Top of RECORDS PROVIDED

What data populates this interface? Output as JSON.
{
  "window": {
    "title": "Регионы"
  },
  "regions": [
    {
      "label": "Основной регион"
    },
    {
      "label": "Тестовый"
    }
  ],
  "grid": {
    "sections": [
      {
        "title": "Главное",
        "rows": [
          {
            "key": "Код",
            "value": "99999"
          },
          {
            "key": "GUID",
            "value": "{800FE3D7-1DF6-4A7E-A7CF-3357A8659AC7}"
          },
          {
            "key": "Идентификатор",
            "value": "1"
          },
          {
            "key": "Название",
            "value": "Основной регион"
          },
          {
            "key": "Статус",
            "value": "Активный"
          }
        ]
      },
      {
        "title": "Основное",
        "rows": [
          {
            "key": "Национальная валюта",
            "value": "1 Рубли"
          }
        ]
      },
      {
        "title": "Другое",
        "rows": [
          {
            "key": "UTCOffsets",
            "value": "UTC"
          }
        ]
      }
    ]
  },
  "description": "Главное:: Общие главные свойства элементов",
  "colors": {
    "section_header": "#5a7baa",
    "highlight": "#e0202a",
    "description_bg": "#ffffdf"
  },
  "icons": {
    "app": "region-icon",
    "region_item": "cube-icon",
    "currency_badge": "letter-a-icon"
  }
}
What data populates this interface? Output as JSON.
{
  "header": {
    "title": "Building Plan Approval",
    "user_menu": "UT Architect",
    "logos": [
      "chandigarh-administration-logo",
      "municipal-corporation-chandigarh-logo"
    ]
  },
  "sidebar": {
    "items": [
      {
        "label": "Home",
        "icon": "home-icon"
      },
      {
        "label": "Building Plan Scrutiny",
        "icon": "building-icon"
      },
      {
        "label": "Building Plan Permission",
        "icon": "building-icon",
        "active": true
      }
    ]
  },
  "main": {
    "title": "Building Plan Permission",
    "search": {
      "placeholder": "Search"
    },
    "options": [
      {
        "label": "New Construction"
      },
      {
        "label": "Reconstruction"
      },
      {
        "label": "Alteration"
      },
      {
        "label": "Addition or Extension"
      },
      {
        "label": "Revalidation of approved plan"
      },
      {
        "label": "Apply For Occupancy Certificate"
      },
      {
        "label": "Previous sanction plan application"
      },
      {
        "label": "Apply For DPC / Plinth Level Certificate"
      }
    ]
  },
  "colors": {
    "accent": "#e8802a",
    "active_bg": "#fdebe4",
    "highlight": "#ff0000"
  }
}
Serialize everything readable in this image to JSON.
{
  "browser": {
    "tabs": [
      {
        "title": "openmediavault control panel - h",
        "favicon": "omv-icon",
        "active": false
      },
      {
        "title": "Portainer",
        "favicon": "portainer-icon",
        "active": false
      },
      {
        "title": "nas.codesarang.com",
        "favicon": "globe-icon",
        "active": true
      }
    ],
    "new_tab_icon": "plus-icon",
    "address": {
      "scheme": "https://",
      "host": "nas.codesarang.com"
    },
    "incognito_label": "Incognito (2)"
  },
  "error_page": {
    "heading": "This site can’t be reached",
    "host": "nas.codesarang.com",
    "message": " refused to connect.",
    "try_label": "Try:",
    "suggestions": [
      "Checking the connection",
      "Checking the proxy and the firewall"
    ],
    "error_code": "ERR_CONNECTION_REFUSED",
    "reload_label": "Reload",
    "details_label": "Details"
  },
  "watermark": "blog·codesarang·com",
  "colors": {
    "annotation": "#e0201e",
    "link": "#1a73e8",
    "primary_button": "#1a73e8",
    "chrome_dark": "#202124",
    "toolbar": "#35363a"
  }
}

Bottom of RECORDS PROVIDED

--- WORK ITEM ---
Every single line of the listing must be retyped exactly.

--- TASK RESULT ---
What data populates this interface? Output as JSON.
{
  "window": {
    "title": "Регионы"
  },
  "regions": [
    {
      "label": "Основной регион"
    },
    {
      "label": "Тестовый"
    }
  ],
  "grid": {
    "sections": [
      {
        "title": "Главное",
        "rows": [
          {
            "key": "Код",
            "value": "99999"
          },
          {
            "key": "GUID",
            "value": "{800FE3D7-1DF6-4A7E-A7CF-3357A8659AC7}"
          },
          {
            "key": "Идентификатор",
            "value": "1"
          },
          {
            "key": "Название",
            "value": "Основной регион"
          },
          {
            "key": "Статус",
            "value": "Активный"
          }
        ]
      },
      {
        "title": "Основное",
        "rows": [
          {
            "key": "Национальная валюта",
            "value": "1 Рубли"
          }
        ]
      },
      {
        "title": "Другое",
        "rows": [
          {
            "key": "UTCOffsets",
            "value": "UTC"
          }
        ]
      }
    ]
  },
  "description": "Главное:: Общие главные свойства элементов",
  "colors": {
    "section_header": "#5a7baa",
    "highlight": "#e0202a",
    "description_bg": "#ffffdf"
  },
  "icons": {
    "app": "region-icon",
    "region_item": "cube-icon",
    "currency_badge": "letter-a-icon"
  }
}
What data populates this interface? Output as JSON.
{
  "header": {
    "title": "Building Plan Approval",
    "user_menu": "UT Architect",
    "logos": [
      "chandigarh-administration-logo",
      "municipal-corporation-chandigarh-logo"
    ]
  },
  "sidebar": {
    "items": [
      {
        "label": "Home",
        "icon": "home-icon"
      },
      {
        "label": "Building Plan Scrutiny",
        "icon": "building-icon"
      },
      {
        "label": "Building Plan Permission",
        "icon": "building-icon",
        "active": true
      }
    ]
  },
  "main": {
    "title": "Building Plan Permission",
    "search": {
      "placeholder": "Search"
    },
    "options": [
      {
        "label": "New Construction"
      },
      {
        "label": "Reconstruction"
      },
      {
        "label": "Alteration"
      },
      {
        "label": "Addition or Extension"
      },
      {
        "label": "Revalidation of approved plan"
      },
      {
        "label": "Apply For Occupancy Certificate"
      },
      {
        "label": "Previous sanction plan application"
      },
      {
        "label": "Apply For DPC / Plinth Level Certificate"
      }
    ]
  },
  "colors": {
    "accent": "#e8802a",
    "active_bg": "#fdebe4",
    "highlight": "#ff0000"
  }
}
Serialize everything readable in this image to JSON.
{
  "browser": {
    "tabs": [
      {
        "title": "openmediavault control panel - h",
        "favicon": "omv-icon",
        "active": false
      },
      {
        "title": "Portainer",
        "favicon": "portainer-icon",
        "active": false
      },
      {
        "title": "nas.codesarang.com",
        "favicon": "globe-icon",
        "active": true
      }
    ],
    "new_tab_icon": "plus-icon",
    "address": {
      "scheme": "https://",
      "host": "nas.codesarang.com"
    },
    "incognito_label": "Incognito (2)"
  },
  "error_page": {
    "heading": "This site can’t be reached",
    "host": "nas.codesarang.com",
    "message": " refused to connect.",
    "try_label": "Try:",
    "suggestions": [
      "Checking the connection",
      "Checking the proxy and the firewall"
    ],
    "error_code": "ERR_CONNECTION_REFUSED",
    "reload_label": "Reload",
    "details_label": "Details"
  },
  "watermark": "blog·codesarang·com",
  "colors": {
    "annotation": "#e0201e",
    "link": "#1a73e8",
    "primary_button": "#1a73e8",
    "chrome_dark": "#202124",
    "toolbar": "#35363a"
  }
}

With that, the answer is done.